The California 3rd District Court of Appeal agreed. In a decision released April 30, the court reversed an earlier trial court decision upholding the regulation.

The court ruled that the BOE's attempt to change the definition of "distilled spirits" did not withstand even the "relaxed scrutiny" that a court gives to quasi-legislative actions such as regulations. It ordered the trial court to rule in favor of the plaintiffs and ordered BOE to pay the plaintiffs' costs on appeal.

Because of this regulation, flavored malt beverage makers were forced to reformulate their drinks to avoid paying increased taxes on formulas deemed by the BOE to be "distilled spirits." The BOE had to hire staff to study each producer's formulas to check if they met the standard for higher taxation.

Business owners with licenses to sell only beer and wine were faced with the confusion and the cost of stocking and selling products that their licenser called beer but their tax collector called a "distilled spirit" — something they weren't legally allowed to sell.

It was a waste of time and money, and it led to even further complications for beverage makers and businesses.

Just last year, in a 4-to-1 decision, the BOE redefined some wines as "distilled spirits," calling the move a "clarification" that would treat flavored wines just like flavored malt beverages. It was just another complication.

Though the wine regulation wasn't the subject of this most recent case, the two regulations are intimately related, and the wine regulation could be overturned as a result.

The legal battle isn't over, but this is an important step in stemming the tide of regulatory overreach that hurts businesses across this state and makes California an increasingly difficult state in which to live.

This decision will help the more than 35,000 small businesses in California with licenses to distribute beer and wine by making it easier for them to comply with the state's alcohol and tax laws. And it will provide a much-needed check to regulatory agencies and elected officials intent on increasing taxes by any means.

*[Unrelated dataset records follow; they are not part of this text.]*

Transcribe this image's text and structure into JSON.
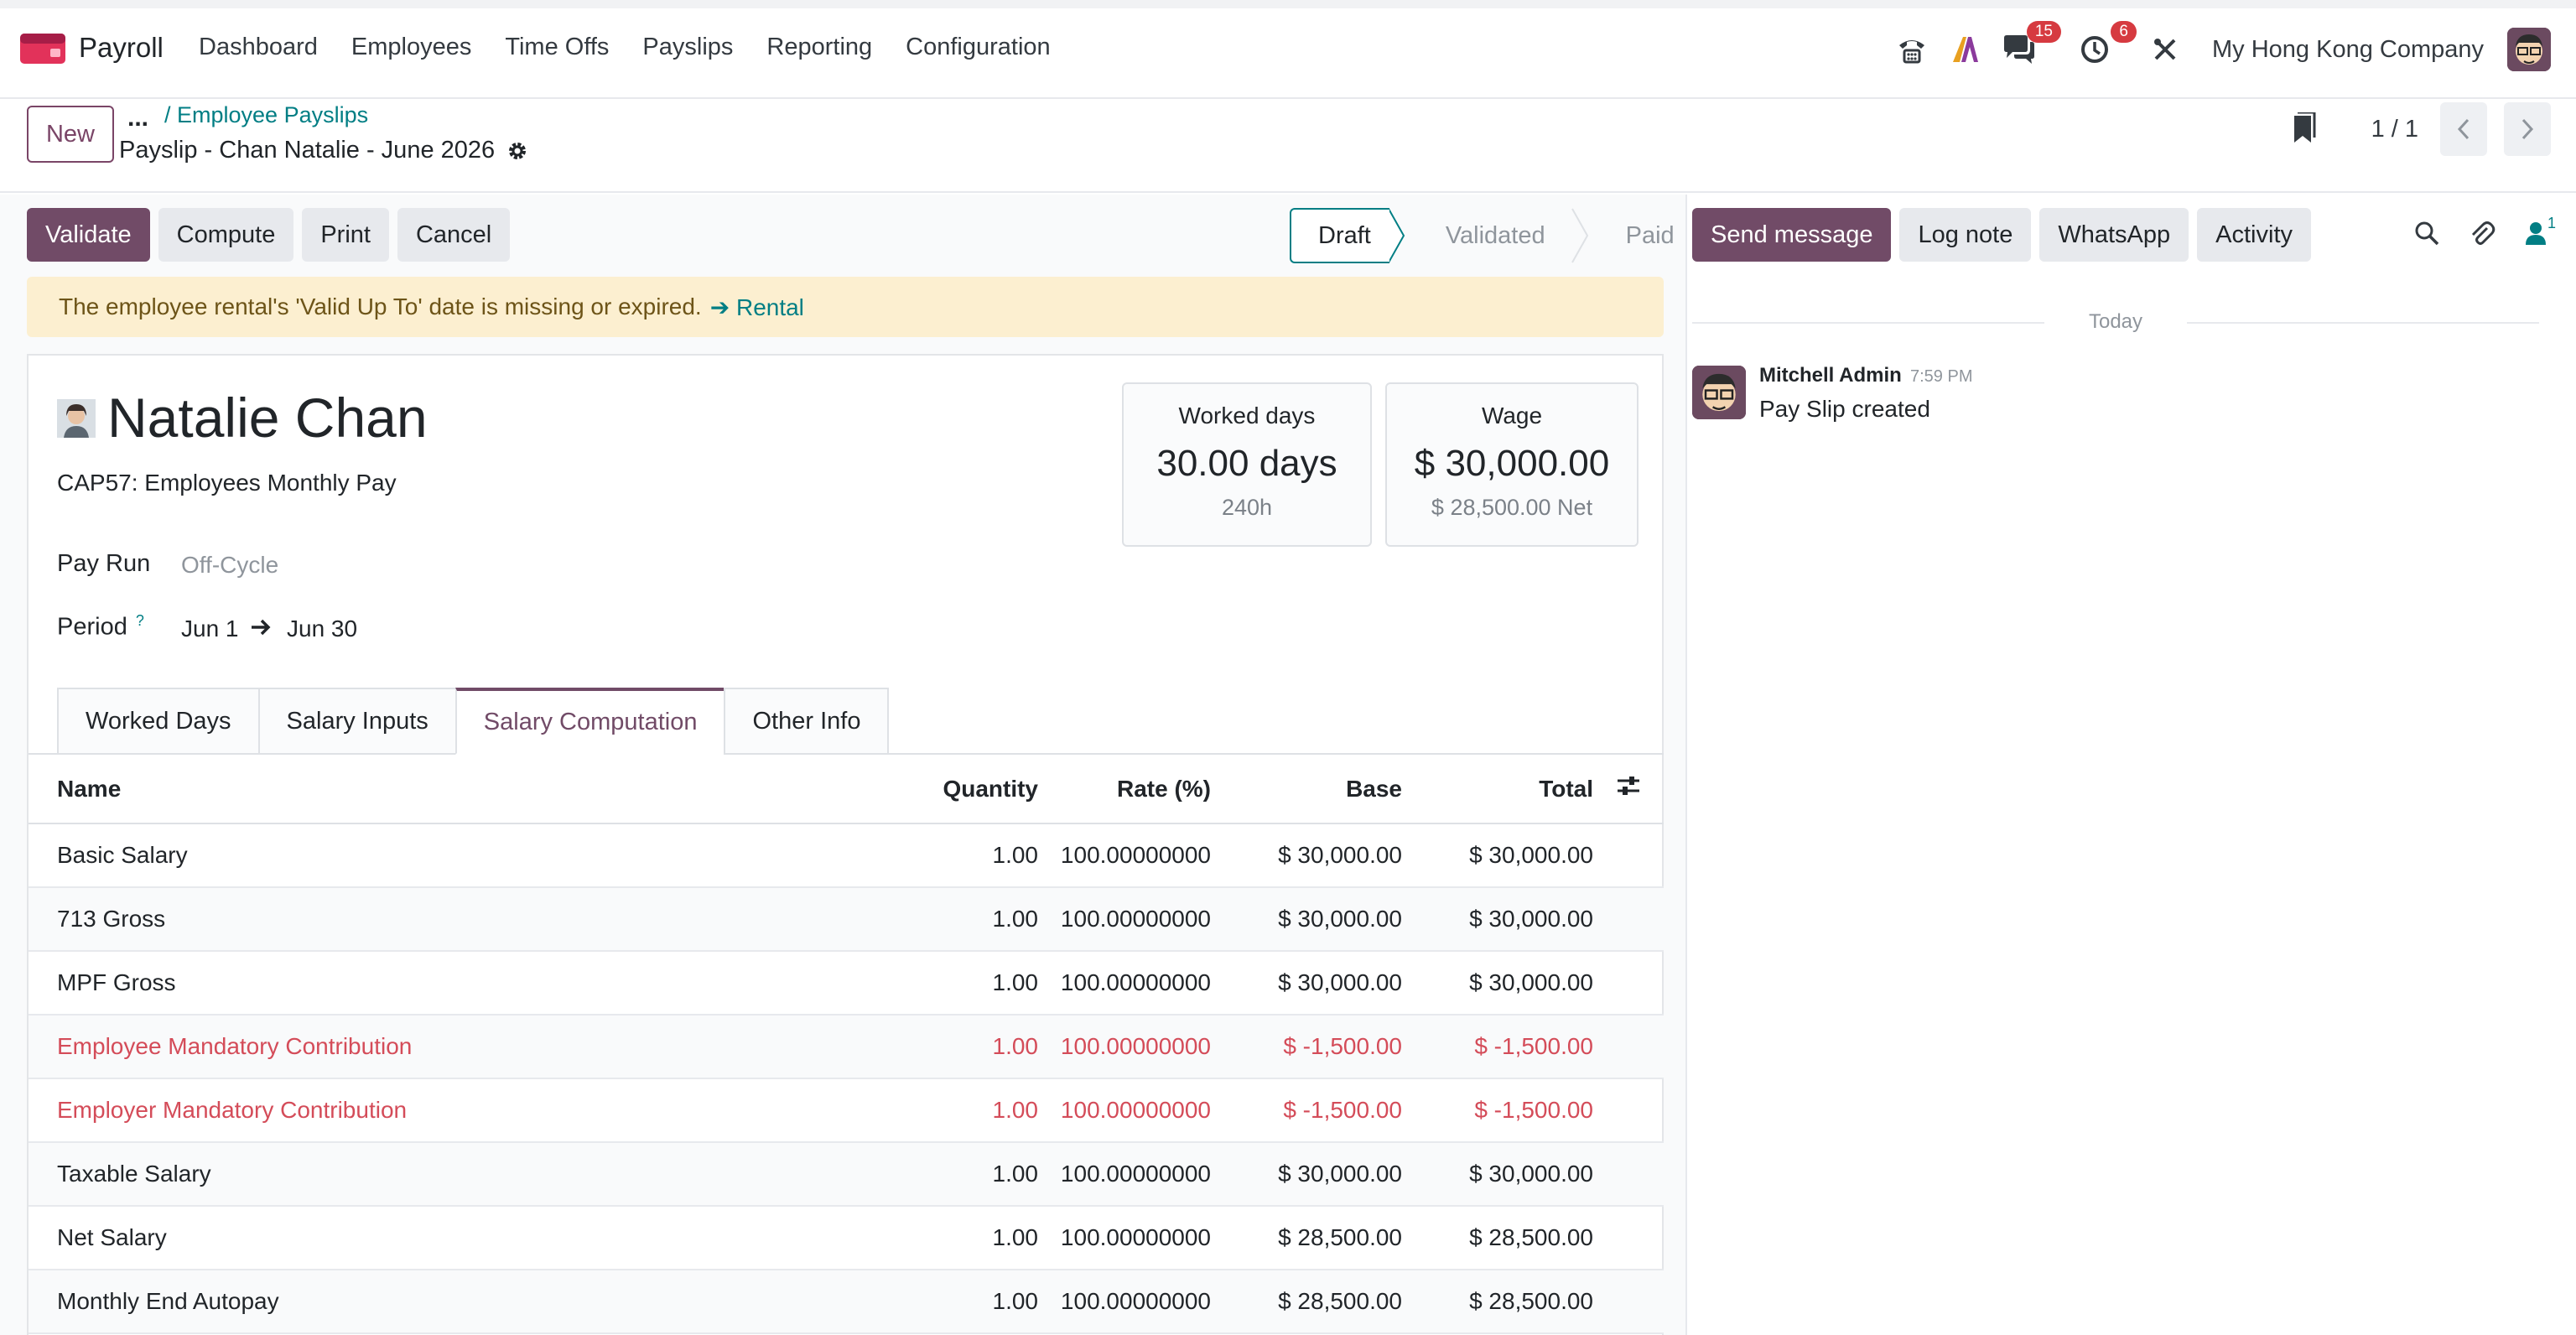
{
  "app": {
    "name": "Payroll"
  },
  "menu": [
    "Dashboard",
    "Employees",
    "Time Offs",
    "Payslips",
    "Reporting",
    "Configuration"
  ],
  "systray": {
    "chat_badge": "15",
    "activity_badge": "6",
    "company": "My Hong Kong Company"
  },
  "control": {
    "new_label": "New",
    "breadcrumb_dots": "...",
    "breadcrumb_parent": "/ Employee Payslips",
    "record_title": "Payslip - Chan Natalie - June 2026",
    "pager": "1 / 1"
  },
  "actions": [
    "Validate",
    "Compute",
    "Print",
    "Cancel"
  ],
  "status": {
    "stages": [
      "Draft",
      "Validated",
      "Paid"
    ],
    "current": "Draft"
  },
  "alert": {
    "text": "The employee rental's 'Valid Up To' date is missing or expired.",
    "link": "Rental"
  },
  "employee": {
    "name": "Natalie Chan",
    "structure": "CAP57: Employees Monthly Pay",
    "pay_run_label": "Pay Run",
    "pay_run_value": "Off-Cycle",
    "period_label": "Period",
    "period_help": "?",
    "period_from": "Jun 1",
    "period_to": "Jun 30"
  },
  "stats": {
    "worked": {
      "title": "Worked days",
      "value": "30.00 days",
      "sub": "240h"
    },
    "wage": {
      "title": "Wage",
      "value": "$ 30,000.00",
      "sub": "$ 28,500.00 Net"
    }
  },
  "tabs": [
    "Worked Days",
    "Salary Inputs",
    "Salary Computation",
    "Other Info"
  ],
  "active_tab": "Salary Computation",
  "table": {
    "headers": [
      "Name",
      "Quantity",
      "Rate (%)",
      "Base",
      "Total"
    ],
    "rows": [
      {
        "name": "Basic Salary",
        "qty": "1.00",
        "rate": "100.00000000",
        "base": "$ 30,000.00",
        "total": "$ 30,000.00"
      },
      {
        "name": "713 Gross",
        "qty": "1.00",
        "rate": "100.00000000",
        "base": "$ 30,000.00",
        "total": "$ 30,000.00"
      },
      {
        "name": "MPF Gross",
        "qty": "1.00",
        "rate": "100.00000000",
        "base": "$ 30,000.00",
        "total": "$ 30,000.00"
      },
      {
        "name": "Employee Mandatory Contribution",
        "qty": "1.00",
        "rate": "100.00000000",
        "base": "$ -1,500.00",
        "total": "$ -1,500.00"
      },
      {
        "name": "Employer Mandatory Contribution",
        "qty": "1.00",
        "rate": "100.00000000",
        "base": "$ -1,500.00",
        "total": "$ -1,500.00"
      },
      {
        "name": "Taxable Salary",
        "qty": "1.00",
        "rate": "100.00000000",
        "base": "$ 30,000.00",
        "total": "$ 30,000.00"
      },
      {
        "name": "Net Salary",
        "qty": "1.00",
        "rate": "100.00000000",
        "base": "$ 28,500.00",
        "total": "$ 28,500.00"
      },
      {
        "name": "Monthly End Autopay",
        "qty": "1.00",
        "rate": "100.00000000",
        "base": "$ 28,500.00",
        "total": "$ 28,500.00"
      }
    ]
  },
  "chatter": {
    "buttons": [
      "Send message",
      "Log note",
      "WhatsApp",
      "Activity"
    ],
    "followers_count": "1",
    "date_separator": "Today",
    "message": {
      "author": "Mitchell Admin",
      "time": "7:59 PM",
      "body": "Pay Slip created"
    }
  },
  "colors": {
    "brand": "#714b67",
    "link": "#017e84",
    "danger": "#d44c59",
    "alert_bg": "#fcefd0"
  }
}
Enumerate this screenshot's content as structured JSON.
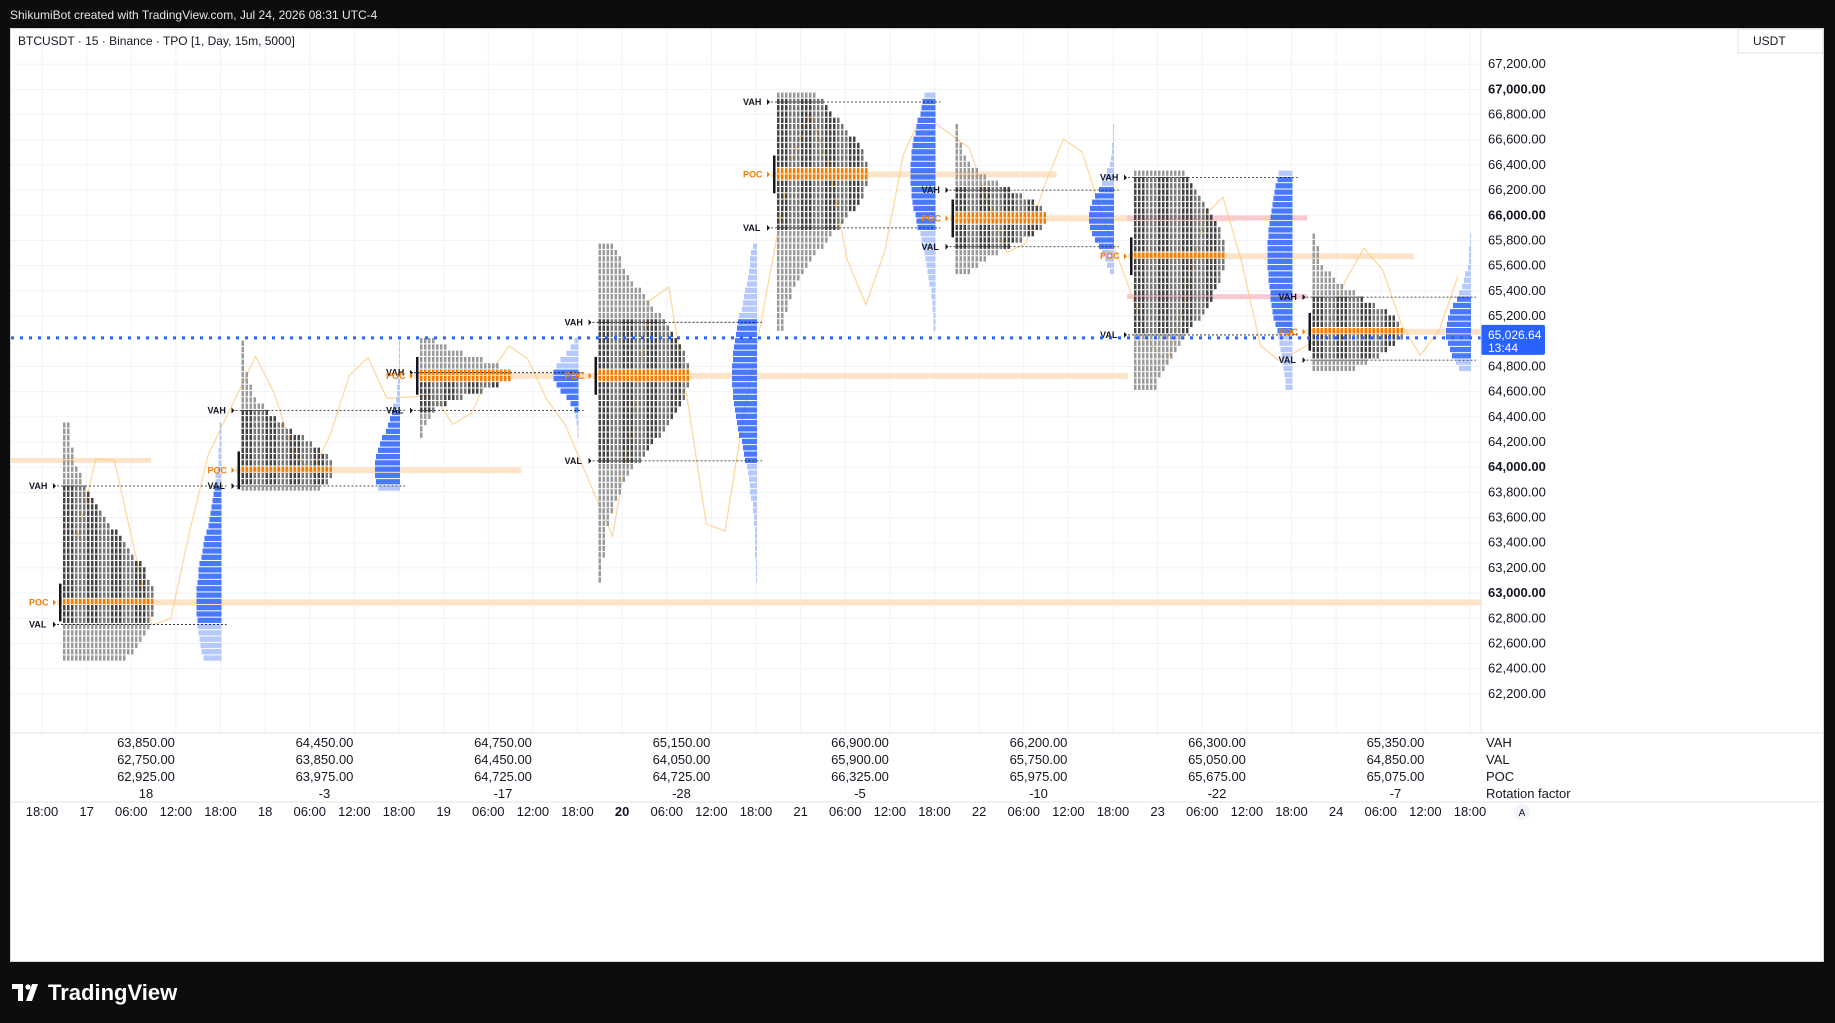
{
  "caption": "ShikumiBot created with TradingView.com, Jul 24, 2026 08:31 UTC-4",
  "symbol_header": "BTCUSDT · 15 · Binance · TPO [1, Day, 15m, 5000]",
  "currency_label": "USDT",
  "brand": "TradingView",
  "chart_data": {
    "type": "tpo",
    "ylim": [
      62000,
      67400
    ],
    "y_ticks": [
      {
        "v": 67200,
        "label": "67,200.00",
        "bold": false
      },
      {
        "v": 67000,
        "label": "67,000.00",
        "bold": true
      },
      {
        "v": 66800,
        "label": "66,800.00",
        "bold": false
      },
      {
        "v": 66600,
        "label": "66,600.00",
        "bold": false
      },
      {
        "v": 66400,
        "label": "66,400.00",
        "bold": false
      },
      {
        "v": 66200,
        "label": "66,200.00",
        "bold": false
      },
      {
        "v": 66000,
        "label": "66,000.00",
        "bold": true
      },
      {
        "v": 65800,
        "label": "65,800.00",
        "bold": false
      },
      {
        "v": 65600,
        "label": "65,600.00",
        "bold": false
      },
      {
        "v": 65400,
        "label": "65,400.00",
        "bold": false
      },
      {
        "v": 65200,
        "label": "65,200.00",
        "bold": false
      },
      {
        "v": 64800,
        "label": "64,800.00",
        "bold": false
      },
      {
        "v": 64600,
        "label": "64,600.00",
        "bold": false
      },
      {
        "v": 64400,
        "label": "64,400.00",
        "bold": false
      },
      {
        "v": 64200,
        "label": "64,200.00",
        "bold": false
      },
      {
        "v": 64000,
        "label": "64,000.00",
        "bold": true
      },
      {
        "v": 63800,
        "label": "63,800.00",
        "bold": false
      },
      {
        "v": 63600,
        "label": "63,600.00",
        "bold": false
      },
      {
        "v": 63400,
        "label": "63,400.00",
        "bold": false
      },
      {
        "v": 63200,
        "label": "63,200.00",
        "bold": false
      },
      {
        "v": 63000,
        "label": "63,000.00",
        "bold": true
      },
      {
        "v": 62800,
        "label": "62,800.00",
        "bold": false
      },
      {
        "v": 62600,
        "label": "62,600.00",
        "bold": false
      },
      {
        "v": 62400,
        "label": "62,400.00",
        "bold": false
      },
      {
        "v": 62200,
        "label": "62,200.00",
        "bold": false
      }
    ],
    "x_ticks": [
      "18:00",
      "17",
      "06:00",
      "12:00",
      "18:00",
      "18",
      "06:00",
      "12:00",
      "18:00",
      "19",
      "06:00",
      "12:00",
      "18:00",
      "20",
      "06:00",
      "12:00",
      "18:00",
      "21",
      "06:00",
      "12:00",
      "18:00",
      "22",
      "06:00",
      "12:00",
      "18:00",
      "23",
      "06:00",
      "12:00",
      "18:00",
      "24",
      "06:00",
      "12:00",
      "18:00"
    ],
    "bold_x_ticks": [
      "20"
    ],
    "current_price": {
      "value": 65026.64,
      "label": "65,026.64",
      "countdown": "13:44"
    },
    "marker_labels": {
      "vah": "VAH",
      "val": "VAL",
      "poc": "POC"
    },
    "sessions": [
      {
        "vah": 63850,
        "val": 62750,
        "poc": 62925,
        "high": 64350,
        "low": 62480,
        "rotation": "18",
        "vah_label": "63,850.00",
        "val_label": "62,750.00",
        "poc_label": "62,925.00"
      },
      {
        "vah": 64450,
        "val": 63850,
        "poc": 63975,
        "high": 65000,
        "low": 63830,
        "rotation": "-3",
        "vah_label": "64,450.00",
        "val_label": "63,850.00",
        "poc_label": "63,975.00"
      },
      {
        "vah": 64750,
        "val": 64450,
        "poc": 64725,
        "high": 65050,
        "low": 64250,
        "rotation": "-17",
        "vah_label": "64,750.00",
        "val_label": "64,450.00",
        "poc_label": "64,725.00"
      },
      {
        "vah": 65150,
        "val": 64050,
        "poc": 64725,
        "high": 65800,
        "low": 63100,
        "rotation": "-28",
        "vah_label": "65,150.00",
        "val_label": "64,050.00",
        "poc_label": "64,725.00"
      },
      {
        "vah": 66900,
        "val": 65900,
        "poc": 66325,
        "high": 67000,
        "low": 65100,
        "rotation": "-5",
        "vah_label": "66,900.00",
        "val_label": "65,900.00",
        "poc_label": "66,325.00"
      },
      {
        "vah": 66200,
        "val": 65750,
        "poc": 65975,
        "high": 66750,
        "low": 65550,
        "rotation": "-10",
        "vah_label": "66,200.00",
        "val_label": "65,750.00",
        "poc_label": "65,975.00"
      },
      {
        "vah": 66300,
        "val": 65050,
        "poc": 65675,
        "high": 66350,
        "low": 64630,
        "rotation": "-22",
        "vah_label": "66,300.00",
        "val_label": "65,050.00",
        "poc_label": "65,675.00"
      },
      {
        "vah": 65350,
        "val": 64850,
        "poc": 65075,
        "high": 65850,
        "low": 64780,
        "rotation": "-7",
        "vah_label": "65,350.00",
        "val_label": "64,850.00",
        "poc_label": "65,075.00"
      }
    ],
    "row_labels": {
      "vah": "VAH",
      "val": "VAL",
      "poc": "POC",
      "rotation": "Rotation factor"
    },
    "scale_mode_label": "A",
    "colors": {
      "poc": "#f57c00",
      "profile": "#555555",
      "volume": "#2962ff",
      "poc_extend": "#fde3c8",
      "vah_extend": "#f8c9cf",
      "price_line": "#2962ff",
      "close_line": "#ffcc80"
    }
  }
}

We are still a government of laws and not of men.

MICHELLE STEEL is vice chair of the California State Board of Equalization, District 3, which covers Orange County.